Data ▸
========

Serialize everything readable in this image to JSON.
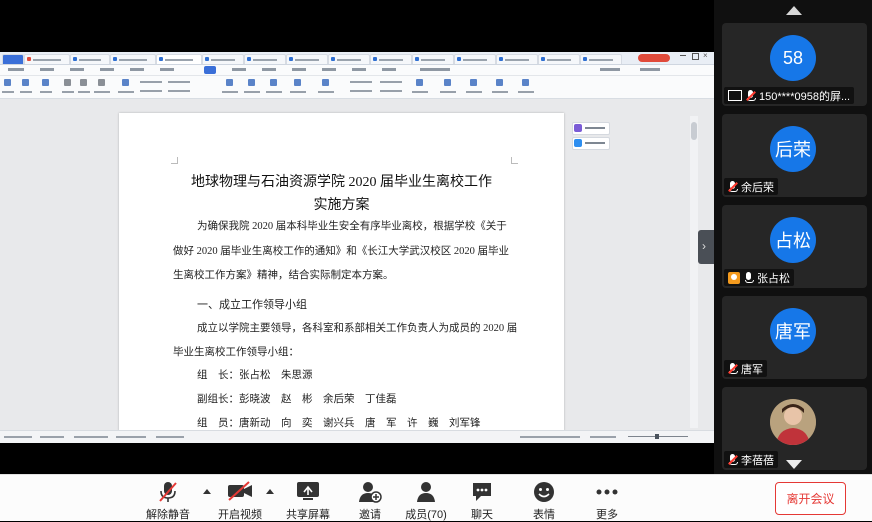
{
  "document": {
    "title_line1": "地球物理与石油资源学院 2020 届毕业生离校工作",
    "title_line2": "实施方案",
    "paragraphs": [
      "为确保我院 2020 届本科毕业生安全有序毕业离校，根据学校《关于",
      "做好 2020 届毕业生离校工作的通知》和《长江大学武汉校区 2020 届毕业",
      "生离校工作方案》精神，结合实际制定本方案。"
    ],
    "section1_heading": "一、成立工作领导小组",
    "section1_paras": [
      "成立以学院主要领导，各科室和系部相关工作负责人为成员的 2020 届",
      "毕业生离校工作领导小组："
    ],
    "roles": [
      "组　长：张占松　朱思源",
      "副组长：彭晓波　赵　彬　余后荣　丁佳磊",
      "组　员：唐新动　向　奕　谢兴兵　唐　军　许　巍　刘军锋"
    ]
  },
  "participants": [
    {
      "avatar_text": "58",
      "name": "150****0958的屏...",
      "kind": "avatar",
      "badge": "screen-share-icon",
      "muted": true
    },
    {
      "avatar_text": "后荣",
      "name": "余后荣",
      "kind": "avatar",
      "badge": "none",
      "muted": true
    },
    {
      "avatar_text": "占松",
      "name": "张占松",
      "kind": "avatar",
      "badge": "host-icon",
      "muted": false
    },
    {
      "avatar_text": "唐军",
      "name": "唐军",
      "kind": "avatar",
      "badge": "none",
      "muted": true
    },
    {
      "avatar_text": "",
      "name": "李蓓蓓",
      "kind": "photo",
      "badge": "none",
      "muted": true
    }
  ],
  "toolbar": {
    "unmute": "解除静音",
    "video": "开启视频",
    "share": "共享屏幕",
    "invite": "邀请",
    "members": "成员(70)",
    "chat": "聊天",
    "reactions": "表情",
    "more": "更多",
    "leave": "离开会议"
  },
  "colors": {
    "avatar_blue": "#1677e8",
    "leave_red": "#e53935",
    "mute_red": "#ff3b30",
    "host_orange": "#f39a1e"
  }
}
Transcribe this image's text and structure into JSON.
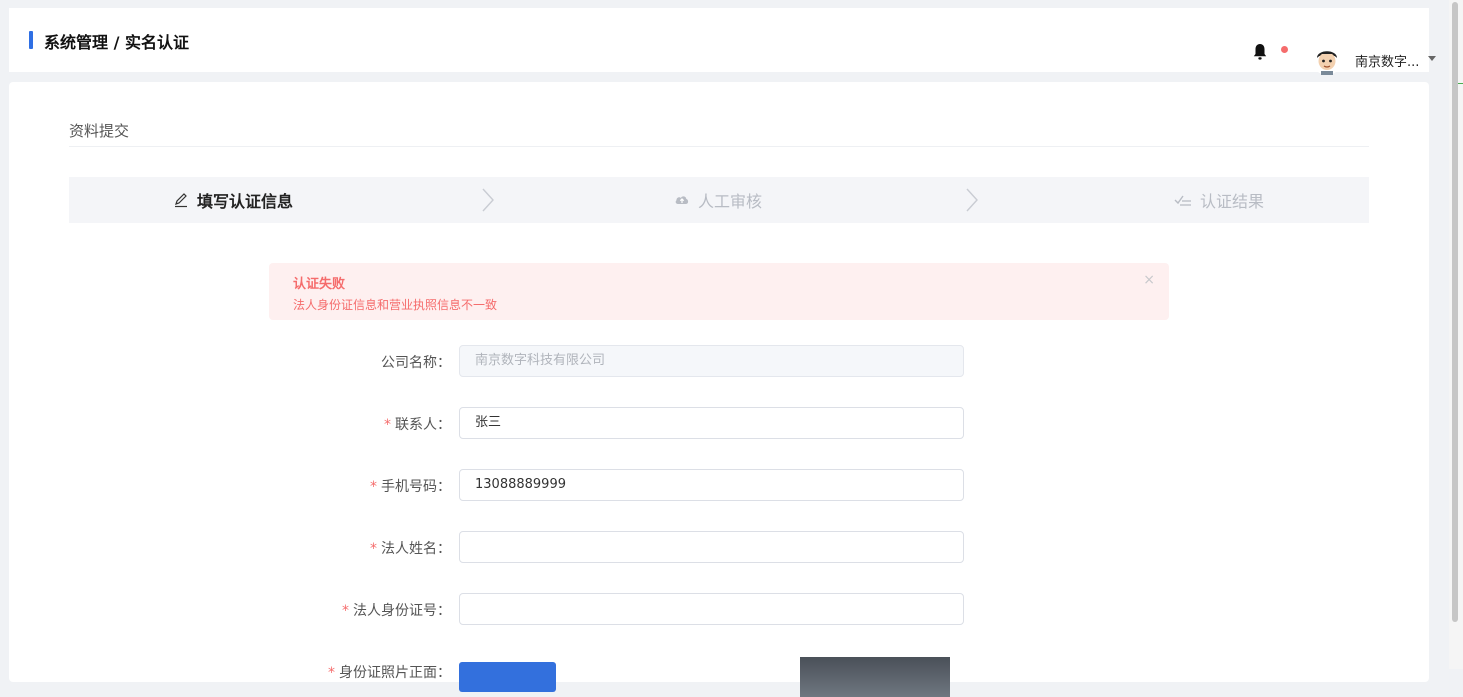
{
  "header": {
    "breadcrumb": "系统管理 / 实名认证",
    "user_name": "南京数字..."
  },
  "section": {
    "title": "资料提交"
  },
  "steps": [
    {
      "label": "填写认证信息",
      "icon": "edit-icon",
      "state": "active"
    },
    {
      "label": "人工审核",
      "icon": "cloud-upload-icon",
      "state": "inactive"
    },
    {
      "label": "认证结果",
      "icon": "check-list-icon",
      "state": "inactive"
    }
  ],
  "alert": {
    "title": "认证失败",
    "description": "法人身份证信息和营业执照信息不一致",
    "close": "×"
  },
  "form": {
    "company_name": {
      "label": "公司名称：",
      "value": "南京数字科技有限公司",
      "required": false
    },
    "contact": {
      "label": "联系人：",
      "value": "张三",
      "required": true
    },
    "phone": {
      "label": "手机号码：",
      "value": "13088889999",
      "required": true
    },
    "legal_name": {
      "label": "法人姓名：",
      "value": "",
      "required": true
    },
    "legal_id": {
      "label": "法人身份证号：",
      "value": "",
      "required": true
    },
    "id_photo_front": {
      "label": "身份证照片正面：",
      "required": true
    }
  },
  "colors": {
    "accent": "#2f6fe4",
    "error": "#f56c6c",
    "error_bg": "#fef0f0",
    "primary_button": "#3370dd"
  }
}
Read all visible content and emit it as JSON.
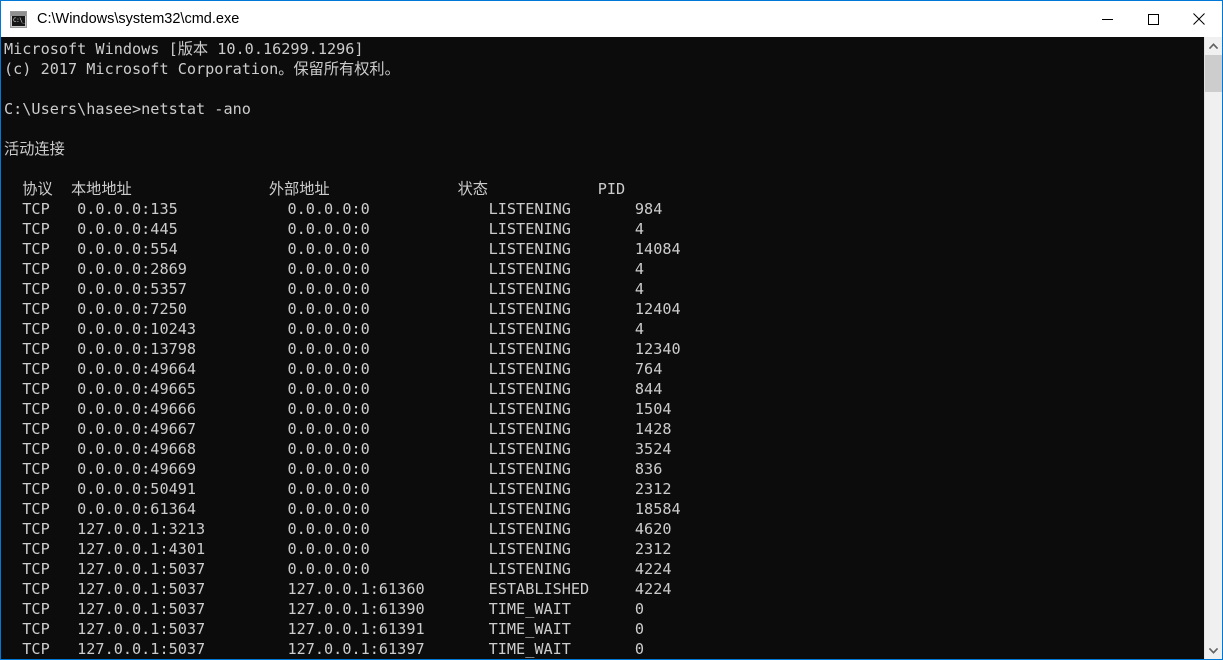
{
  "window": {
    "title": "C:\\Windows\\system32\\cmd.exe",
    "icon": "cmd-icon",
    "icon_glyph": "C:\\_",
    "accent_color": "#0078d7",
    "titlebar_bg": "#ffffff",
    "console_bg": "#0c0c0c",
    "console_fg": "#cccccc",
    "controls": {
      "minimize_label": "Minimize",
      "maximize_label": "Maximize",
      "close_label": "Close"
    }
  },
  "scrollbar": {
    "up_arrow_label": "Scroll up",
    "down_arrow_label": "Scroll down",
    "thumb_label": "Scroll thumb"
  },
  "console": {
    "banner_line_1": "Microsoft Windows [版本 10.0.16299.1296]",
    "banner_line_2": "(c) 2017 Microsoft Corporation。保留所有权利。",
    "prompt": "C:\\Users\\hasee>",
    "command": "netstat -ano",
    "section_title": "活动连接",
    "headers": {
      "proto": "协议",
      "local": "本地地址",
      "foreign": "外部地址",
      "state": "状态",
      "pid": "PID"
    },
    "rows": [
      {
        "proto": "TCP",
        "local": "0.0.0.0:135",
        "foreign": "0.0.0.0:0",
        "state": "LISTENING",
        "pid": "984"
      },
      {
        "proto": "TCP",
        "local": "0.0.0.0:445",
        "foreign": "0.0.0.0:0",
        "state": "LISTENING",
        "pid": "4"
      },
      {
        "proto": "TCP",
        "local": "0.0.0.0:554",
        "foreign": "0.0.0.0:0",
        "state": "LISTENING",
        "pid": "14084"
      },
      {
        "proto": "TCP",
        "local": "0.0.0.0:2869",
        "foreign": "0.0.0.0:0",
        "state": "LISTENING",
        "pid": "4"
      },
      {
        "proto": "TCP",
        "local": "0.0.0.0:5357",
        "foreign": "0.0.0.0:0",
        "state": "LISTENING",
        "pid": "4"
      },
      {
        "proto": "TCP",
        "local": "0.0.0.0:7250",
        "foreign": "0.0.0.0:0",
        "state": "LISTENING",
        "pid": "12404"
      },
      {
        "proto": "TCP",
        "local": "0.0.0.0:10243",
        "foreign": "0.0.0.0:0",
        "state": "LISTENING",
        "pid": "4"
      },
      {
        "proto": "TCP",
        "local": "0.0.0.0:13798",
        "foreign": "0.0.0.0:0",
        "state": "LISTENING",
        "pid": "12340"
      },
      {
        "proto": "TCP",
        "local": "0.0.0.0:49664",
        "foreign": "0.0.0.0:0",
        "state": "LISTENING",
        "pid": "764"
      },
      {
        "proto": "TCP",
        "local": "0.0.0.0:49665",
        "foreign": "0.0.0.0:0",
        "state": "LISTENING",
        "pid": "844"
      },
      {
        "proto": "TCP",
        "local": "0.0.0.0:49666",
        "foreign": "0.0.0.0:0",
        "state": "LISTENING",
        "pid": "1504"
      },
      {
        "proto": "TCP",
        "local": "0.0.0.0:49667",
        "foreign": "0.0.0.0:0",
        "state": "LISTENING",
        "pid": "1428"
      },
      {
        "proto": "TCP",
        "local": "0.0.0.0:49668",
        "foreign": "0.0.0.0:0",
        "state": "LISTENING",
        "pid": "3524"
      },
      {
        "proto": "TCP",
        "local": "0.0.0.0:49669",
        "foreign": "0.0.0.0:0",
        "state": "LISTENING",
        "pid": "836"
      },
      {
        "proto": "TCP",
        "local": "0.0.0.0:50491",
        "foreign": "0.0.0.0:0",
        "state": "LISTENING",
        "pid": "2312"
      },
      {
        "proto": "TCP",
        "local": "0.0.0.0:61364",
        "foreign": "0.0.0.0:0",
        "state": "LISTENING",
        "pid": "18584"
      },
      {
        "proto": "TCP",
        "local": "127.0.0.1:3213",
        "foreign": "0.0.0.0:0",
        "state": "LISTENING",
        "pid": "4620"
      },
      {
        "proto": "TCP",
        "local": "127.0.0.1:4301",
        "foreign": "0.0.0.0:0",
        "state": "LISTENING",
        "pid": "2312"
      },
      {
        "proto": "TCP",
        "local": "127.0.0.1:5037",
        "foreign": "0.0.0.0:0",
        "state": "LISTENING",
        "pid": "4224"
      },
      {
        "proto": "TCP",
        "local": "127.0.0.1:5037",
        "foreign": "127.0.0.1:61360",
        "state": "ESTABLISHED",
        "pid": "4224"
      },
      {
        "proto": "TCP",
        "local": "127.0.0.1:5037",
        "foreign": "127.0.0.1:61390",
        "state": "TIME_WAIT",
        "pid": "0"
      },
      {
        "proto": "TCP",
        "local": "127.0.0.1:5037",
        "foreign": "127.0.0.1:61391",
        "state": "TIME_WAIT",
        "pid": "0"
      },
      {
        "proto": "TCP",
        "local": "127.0.0.1:5037",
        "foreign": "127.0.0.1:61397",
        "state": "TIME_WAIT",
        "pid": "0"
      }
    ]
  }
}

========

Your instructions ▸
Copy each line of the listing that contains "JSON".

Task result ▸
Serialize everything readable in this image to JSON.
Transcribe this image's text and structure into JSON.
Read all visible content and emit it as JSON.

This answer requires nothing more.